[WHAT TO DO]
Your answer must be an exact copy of the data, without any pictures.
*** Opening SOURCE DATA ***
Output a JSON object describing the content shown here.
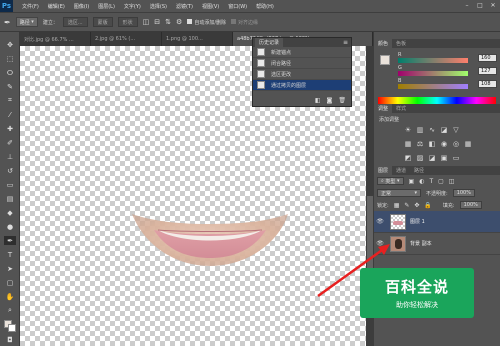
{
  "app": {
    "logo": "Ps"
  },
  "menus": [
    "文件(F)",
    "编辑(E)",
    "图像(I)",
    "图层(L)",
    "文字(Y)",
    "选择(S)",
    "滤镜(T)",
    "视图(V)",
    "窗口(W)",
    "帮助(H)"
  ],
  "window_controls": [
    "–",
    "□",
    "✕"
  ],
  "options_bar": {
    "tool_icon": "pen-icon",
    "mode_label": "路径",
    "build_label": "建立：",
    "selection_button": "选区...",
    "mask_button": "蒙版",
    "shape_button": "形状",
    "auto_add_delete_label": "自动添加/删除",
    "align_edges_label": "对齐边缘"
  },
  "document_tabs": [
    {
      "label": "对比.jpg @ 66.7% ..."
    },
    {
      "label": "2.jpg @ 61% (..."
    },
    {
      "label": "1.png @ 100..."
    },
    {
      "label": "a48b764ffcd837.jpg @ 100%..."
    }
  ],
  "history_panel": {
    "tab": "历史记录",
    "items": [
      {
        "label": "新建锚点",
        "selected": false
      },
      {
        "label": "闭合路径",
        "selected": false
      },
      {
        "label": "选区更改",
        "selected": false
      },
      {
        "label": "通过拷贝的图层",
        "selected": true
      }
    ]
  },
  "color_panel": {
    "tabs": [
      "颜色",
      "色板"
    ],
    "channels": [
      {
        "label": "R",
        "value": "160"
      },
      {
        "label": "G",
        "value": "127"
      },
      {
        "label": "B",
        "value": "108"
      }
    ],
    "colors": {
      "foreground": "#eae2da",
      "background": "#ffffff"
    }
  },
  "adjustments_panel": {
    "tabs": [
      "调整",
      "样式"
    ],
    "title": "添加调整"
  },
  "layers_panel": {
    "tabs": [
      "图层",
      "通道",
      "路径"
    ],
    "filter_label": "类型",
    "blend_mode": "正常",
    "opacity_label": "不透明度:",
    "opacity_value": "100%",
    "lock_label": "锁定:",
    "fill_label": "填充:",
    "fill_value": "100%",
    "layers": [
      {
        "name": "图层 1",
        "selected": true
      },
      {
        "name": "背景 副本",
        "selected": false
      }
    ]
  },
  "watermark": {
    "title": "百科全说",
    "subtitle": "助你轻松解决"
  }
}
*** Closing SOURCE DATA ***
[SOLUTION]
Output a JSON object describing the content shown here.
{
  "app": {
    "logo": "Ps"
  },
  "menus": [
    "文件(F)",
    "编辑(E)",
    "图像(I)",
    "图层(L)",
    "文字(Y)",
    "选择(S)",
    "滤镜(T)",
    "视图(V)",
    "窗口(W)",
    "帮助(H)"
  ],
  "window_controls": [
    "–",
    "□",
    "✕"
  ],
  "options_bar": {
    "tool_icon": "pen-icon",
    "mode_label": "路径",
    "build_label": "建立：",
    "selection_button": "选区...",
    "mask_button": "蒙版",
    "shape_button": "形状",
    "auto_add_delete_label": "自动添加/删除",
    "align_edges_label": "对齐边缘"
  },
  "document_tabs": [
    {
      "label": "对比.jpg @ 66.7% ..."
    },
    {
      "label": "2.jpg @ 61% (..."
    },
    {
      "label": "1.png @ 100..."
    },
    {
      "label": "a48b764ffcd837.jpg @ 100%..."
    }
  ],
  "history_panel": {
    "tab": "历史记录",
    "items": [
      {
        "label": "新建锚点",
        "selected": false
      },
      {
        "label": "闭合路径",
        "selected": false
      },
      {
        "label": "选区更改",
        "selected": false
      },
      {
        "label": "通过拷贝的图层",
        "selected": true
      }
    ]
  },
  "color_panel": {
    "tabs": [
      "颜色",
      "色板"
    ],
    "channels": [
      {
        "label": "R",
        "value": "160"
      },
      {
        "label": "G",
        "value": "127"
      },
      {
        "label": "B",
        "value": "108"
      }
    ],
    "colors": {
      "foreground": "#eae2da",
      "background": "#ffffff"
    }
  },
  "adjustments_panel": {
    "tabs": [
      "调整",
      "样式"
    ],
    "title": "添加调整"
  },
  "layers_panel": {
    "tabs": [
      "图层",
      "通道",
      "路径"
    ],
    "filter_label": "类型",
    "blend_mode": "正常",
    "opacity_label": "不透明度:",
    "opacity_value": "100%",
    "lock_label": "锁定:",
    "fill_label": "填充:",
    "fill_value": "100%",
    "layers": [
      {
        "name": "图层 1",
        "selected": true
      },
      {
        "name": "背景 副本",
        "selected": false
      }
    ]
  },
  "watermark": {
    "title": "百科全说",
    "subtitle": "助你轻松解决"
  }
}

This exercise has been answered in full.